"China sent the note to tell the international community the truth and set straight their understanding on the issue," Wang told reporters here after delivering China's second note to the UN chief on Vietnam's provocative actions on the sea.

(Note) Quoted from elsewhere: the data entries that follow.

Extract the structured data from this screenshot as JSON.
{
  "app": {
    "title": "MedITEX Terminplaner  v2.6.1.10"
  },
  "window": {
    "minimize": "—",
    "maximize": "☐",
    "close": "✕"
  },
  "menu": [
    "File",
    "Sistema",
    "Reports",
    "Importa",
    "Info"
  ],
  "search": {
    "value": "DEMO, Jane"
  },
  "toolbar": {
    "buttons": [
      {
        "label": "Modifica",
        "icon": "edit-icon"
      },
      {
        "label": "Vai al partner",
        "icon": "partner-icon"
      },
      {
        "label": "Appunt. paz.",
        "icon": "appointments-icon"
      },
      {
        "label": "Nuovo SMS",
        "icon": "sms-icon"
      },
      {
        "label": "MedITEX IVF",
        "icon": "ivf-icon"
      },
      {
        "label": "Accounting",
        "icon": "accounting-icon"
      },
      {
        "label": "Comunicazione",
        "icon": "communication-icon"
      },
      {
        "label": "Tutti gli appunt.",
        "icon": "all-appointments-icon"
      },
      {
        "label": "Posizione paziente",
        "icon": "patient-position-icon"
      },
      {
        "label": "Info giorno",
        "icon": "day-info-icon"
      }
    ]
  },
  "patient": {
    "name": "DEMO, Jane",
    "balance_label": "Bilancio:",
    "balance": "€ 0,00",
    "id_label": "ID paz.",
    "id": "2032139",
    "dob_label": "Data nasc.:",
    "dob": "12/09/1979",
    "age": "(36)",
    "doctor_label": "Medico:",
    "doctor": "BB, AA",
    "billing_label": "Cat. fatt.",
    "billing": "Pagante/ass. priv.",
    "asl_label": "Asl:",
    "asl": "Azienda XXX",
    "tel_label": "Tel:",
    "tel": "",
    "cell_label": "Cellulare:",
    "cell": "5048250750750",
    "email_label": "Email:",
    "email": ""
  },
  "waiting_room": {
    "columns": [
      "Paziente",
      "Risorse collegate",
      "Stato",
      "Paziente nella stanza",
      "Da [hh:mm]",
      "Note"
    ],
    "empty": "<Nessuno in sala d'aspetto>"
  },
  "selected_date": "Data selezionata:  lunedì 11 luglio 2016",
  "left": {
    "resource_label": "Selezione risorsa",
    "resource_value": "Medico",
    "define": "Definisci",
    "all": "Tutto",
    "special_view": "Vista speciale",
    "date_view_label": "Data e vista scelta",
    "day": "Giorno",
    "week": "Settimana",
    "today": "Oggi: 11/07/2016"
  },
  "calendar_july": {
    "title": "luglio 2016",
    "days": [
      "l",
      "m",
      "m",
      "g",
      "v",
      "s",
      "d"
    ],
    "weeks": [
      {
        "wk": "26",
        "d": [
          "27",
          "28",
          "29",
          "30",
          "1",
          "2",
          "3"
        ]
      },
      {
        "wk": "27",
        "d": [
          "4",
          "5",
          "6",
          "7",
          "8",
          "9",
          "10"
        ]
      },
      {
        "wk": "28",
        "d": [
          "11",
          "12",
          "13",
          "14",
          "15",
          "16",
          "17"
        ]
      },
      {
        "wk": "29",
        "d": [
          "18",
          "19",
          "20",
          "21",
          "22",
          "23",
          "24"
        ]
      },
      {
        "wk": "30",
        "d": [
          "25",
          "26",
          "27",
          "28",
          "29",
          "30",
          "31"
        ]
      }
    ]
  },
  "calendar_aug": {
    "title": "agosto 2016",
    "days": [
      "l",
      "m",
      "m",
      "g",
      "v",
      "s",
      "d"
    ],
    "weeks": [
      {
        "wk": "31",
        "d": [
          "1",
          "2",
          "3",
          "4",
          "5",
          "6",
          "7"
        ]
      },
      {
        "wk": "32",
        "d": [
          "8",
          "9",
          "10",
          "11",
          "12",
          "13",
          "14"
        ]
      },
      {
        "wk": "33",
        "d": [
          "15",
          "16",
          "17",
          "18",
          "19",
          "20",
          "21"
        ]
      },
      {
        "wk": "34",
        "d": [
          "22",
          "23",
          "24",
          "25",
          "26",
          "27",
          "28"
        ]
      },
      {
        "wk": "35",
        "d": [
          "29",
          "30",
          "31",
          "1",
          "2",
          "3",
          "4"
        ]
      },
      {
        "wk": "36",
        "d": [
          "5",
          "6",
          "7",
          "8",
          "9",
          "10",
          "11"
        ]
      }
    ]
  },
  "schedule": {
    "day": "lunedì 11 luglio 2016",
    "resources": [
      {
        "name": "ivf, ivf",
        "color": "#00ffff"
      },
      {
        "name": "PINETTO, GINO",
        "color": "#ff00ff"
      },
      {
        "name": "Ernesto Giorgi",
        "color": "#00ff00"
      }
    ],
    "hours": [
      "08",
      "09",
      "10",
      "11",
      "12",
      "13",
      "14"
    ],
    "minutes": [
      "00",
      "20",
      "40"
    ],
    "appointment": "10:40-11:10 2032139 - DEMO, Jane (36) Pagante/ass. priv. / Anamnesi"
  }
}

The first note was sent to Ban on May 22.

He noted that the actions of the Vietnamese side, which illegally and forcefully disrupted the Chinese operation, were serious infringements upon China's sovereignty, sovereign rights and jurisdiction, grave threats to the safety of Chinese personnel and the HYSY 981 drilling rig, and gross violations of the relevant international laws, including the Charter of the United Nations, the 1982 UN Convention on the Law of the Sea (UNCLOS) and 1988 Convention for the Suppression of Unlawful Acts against the Safety of Maritime Navigation and the Protocol for the Suppression of Unlawful Acts against the Safety of Fixed Platforms Located on the Continental Shelf.

"Such actions also undermined the freedom and safety of navigation in these waters, and damaged peace and stability in the region," Wang added.

The Chinese envoy stressed that Xisha Islands are an inherent part of China's territory, over which there is no dispute.

Wang quoted the documents as saying that, prior to 1974, none of the successive Vietnamese governments had ever challenged China 's sovereignty over the Xisha Islands.

"Vietnam had officially recognized the Xisha Islands as part of China's territory since ancient times," he said. "This position was reflected in its government statements and notes as well as its newspapers, maps and textbooks."

But now, Wang noted, the Vietnamese government goes back on its word by making territorial claims over China's Xisha Islands, which is a gross violation of the principles of international law, including the principle of estoppel, and the basic norms governing international relations.

Wang also underlined that China is a staunch force for maintaining peace and stability in the South China Sea and promoting cooperation between and development of countries in the region.

He went on to say that China wants good relations with Vietnam, but there are principles that China cannot abandon.

Wang reiterated that China urges Vietnam to bear in mind the overall interests of the bilateral relations and peace and stability in the South China Sea, respect China's sovereignty, sovereign rights and jurisdiction, immediately stop all forms of disruptions of the Chinese operation and withdraw all vessels and personnel from the site, so as to ease the tension and restore tranquility at sea as early as possible.

"China will continue its effort to communicate with Vietnam with a view to properly addressing the current situation," he added.